── EXERCISE MATERIALS
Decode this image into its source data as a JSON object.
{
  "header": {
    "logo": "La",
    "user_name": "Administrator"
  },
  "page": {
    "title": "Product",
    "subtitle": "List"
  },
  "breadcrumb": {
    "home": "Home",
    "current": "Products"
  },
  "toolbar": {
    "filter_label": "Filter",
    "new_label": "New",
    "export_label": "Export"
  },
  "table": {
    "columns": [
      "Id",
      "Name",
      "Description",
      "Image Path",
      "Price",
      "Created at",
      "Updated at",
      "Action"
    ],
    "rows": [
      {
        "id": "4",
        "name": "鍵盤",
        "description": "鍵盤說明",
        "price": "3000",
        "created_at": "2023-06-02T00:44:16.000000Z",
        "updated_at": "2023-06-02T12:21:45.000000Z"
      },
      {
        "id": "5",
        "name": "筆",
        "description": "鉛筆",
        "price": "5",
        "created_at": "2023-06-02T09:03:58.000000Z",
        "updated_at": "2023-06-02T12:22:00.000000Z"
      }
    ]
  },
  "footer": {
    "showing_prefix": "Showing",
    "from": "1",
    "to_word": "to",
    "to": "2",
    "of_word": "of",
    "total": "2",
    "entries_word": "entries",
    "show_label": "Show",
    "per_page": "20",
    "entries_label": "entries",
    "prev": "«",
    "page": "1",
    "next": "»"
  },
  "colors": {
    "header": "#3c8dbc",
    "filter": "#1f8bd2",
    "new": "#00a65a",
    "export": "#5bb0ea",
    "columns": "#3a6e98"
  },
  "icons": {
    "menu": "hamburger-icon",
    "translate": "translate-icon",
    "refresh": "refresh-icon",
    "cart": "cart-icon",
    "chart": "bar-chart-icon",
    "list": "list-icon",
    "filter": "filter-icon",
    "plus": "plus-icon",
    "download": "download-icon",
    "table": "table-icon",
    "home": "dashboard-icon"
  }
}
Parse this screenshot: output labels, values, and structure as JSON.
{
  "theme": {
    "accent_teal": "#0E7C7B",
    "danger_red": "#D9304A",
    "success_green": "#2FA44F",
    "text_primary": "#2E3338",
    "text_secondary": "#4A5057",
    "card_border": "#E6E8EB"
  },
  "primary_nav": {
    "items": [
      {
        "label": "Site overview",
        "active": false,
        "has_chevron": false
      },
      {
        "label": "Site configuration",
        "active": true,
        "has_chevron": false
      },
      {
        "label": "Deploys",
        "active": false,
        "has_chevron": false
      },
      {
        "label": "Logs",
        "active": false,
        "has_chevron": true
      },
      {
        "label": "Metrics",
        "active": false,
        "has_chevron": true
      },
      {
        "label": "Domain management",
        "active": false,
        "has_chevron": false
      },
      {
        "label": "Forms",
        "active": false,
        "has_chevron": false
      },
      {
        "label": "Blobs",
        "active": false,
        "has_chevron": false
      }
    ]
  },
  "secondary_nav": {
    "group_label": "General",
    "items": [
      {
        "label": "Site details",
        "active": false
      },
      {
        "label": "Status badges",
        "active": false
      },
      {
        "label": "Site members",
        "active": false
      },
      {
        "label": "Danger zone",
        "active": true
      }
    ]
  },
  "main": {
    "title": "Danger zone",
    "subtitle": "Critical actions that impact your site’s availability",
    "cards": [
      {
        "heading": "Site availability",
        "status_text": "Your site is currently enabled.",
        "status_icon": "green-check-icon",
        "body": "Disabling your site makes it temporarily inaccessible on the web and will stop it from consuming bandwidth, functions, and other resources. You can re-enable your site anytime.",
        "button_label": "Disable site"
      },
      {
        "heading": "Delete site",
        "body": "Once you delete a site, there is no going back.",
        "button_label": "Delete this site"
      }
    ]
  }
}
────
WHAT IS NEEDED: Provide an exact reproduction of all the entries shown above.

ANSWER SECTION:
Decode this image into its source data as a JSON object.
{
  "header": {
    "logo": "La",
    "user_name": "Administrator"
  },
  "page": {
    "title": "Product",
    "subtitle": "List"
  },
  "breadcrumb": {
    "home": "Home",
    "current": "Products"
  },
  "toolbar": {
    "filter_label": "Filter",
    "new_label": "New",
    "export_label": "Export"
  },
  "table": {
    "columns": [
      "Id",
      "Name",
      "Description",
      "Image Path",
      "Price",
      "Created at",
      "Updated at",
      "Action"
    ],
    "rows": [
      {
        "id": "4",
        "name": "鍵盤",
        "description": "鍵盤說明",
        "price": "3000",
        "created_at": "2023-06-02T00:44:16.000000Z",
        "updated_at": "2023-06-02T12:21:45.000000Z"
      },
      {
        "id": "5",
        "name": "筆",
        "description": "鉛筆",
        "price": "5",
        "created_at": "2023-06-02T09:03:58.000000Z",
        "updated_at": "2023-06-02T12:22:00.000000Z"
      }
    ]
  },
  "footer": {
    "showing_prefix": "Showing",
    "from": "1",
    "to_word": "to",
    "to": "2",
    "of_word": "of",
    "total": "2",
    "entries_word": "entries",
    "show_label": "Show",
    "per_page": "20",
    "entries_label": "entries",
    "prev": "«",
    "page": "1",
    "next": "»"
  },
  "colors": {
    "header": "#3c8dbc",
    "filter": "#1f8bd2",
    "new": "#00a65a",
    "export": "#5bb0ea",
    "columns": "#3a6e98"
  },
  "icons": {
    "menu": "hamburger-icon",
    "translate": "translate-icon",
    "refresh": "refresh-icon",
    "cart": "cart-icon",
    "chart": "bar-chart-icon",
    "list": "list-icon",
    "filter": "filter-icon",
    "plus": "plus-icon",
    "download": "download-icon",
    "table": "table-icon",
    "home": "dashboard-icon"
  }
}
Parse this screenshot: output labels, values, and structure as JSON.
{
  "theme": {
    "accent_teal": "#0E7C7B",
    "danger_red": "#D9304A",
    "success_green": "#2FA44F",
    "text_primary": "#2E3338",
    "text_secondary": "#4A5057",
    "card_border": "#E6E8EB"
  },
  "primary_nav": {
    "items": [
      {
        "label": "Site overview",
        "active": false,
        "has_chevron": false
      },
      {
        "label": "Site configuration",
        "active": true,
        "has_chevron": false
      },
      {
        "label": "Deploys",
        "active": false,
        "has_chevron": false
      },
      {
        "label": "Logs",
        "active": false,
        "has_chevron": true
      },
      {
        "label": "Metrics",
        "active": false,
        "has_chevron": true
      },
      {
        "label": "Domain management",
        "active": false,
        "has_chevron": false
      },
      {
        "label": "Forms",
        "active": false,
        "has_chevron": false
      },
      {
        "label": "Blobs",
        "active": false,
        "has_chevron": false
      }
    ]
  },
  "secondary_nav": {
    "group_label": "General",
    "items": [
      {
        "label": "Site details",
        "active": false
      },
      {
        "label": "Status badges",
        "active": false
      },
      {
        "label": "Site members",
        "active": false
      },
      {
        "label": "Danger zone",
        "active": true
      }
    ]
  },
  "main": {
    "title": "Danger zone",
    "subtitle": "Critical actions that impact your site’s availability",
    "cards": [
      {
        "heading": "Site availability",
        "status_text": "Your site is currently enabled.",
        "status_icon": "green-check-icon",
        "body": "Disabling your site makes it temporarily inaccessible on the web and will stop it from consuming bandwidth, functions, and other resources. You can re-enable your site anytime.",
        "button_label": "Disable site"
      },
      {
        "heading": "Delete site",
        "body": "Once you delete a site, there is no going back.",
        "button_label": "Delete this site"
      }
    ]
  }
}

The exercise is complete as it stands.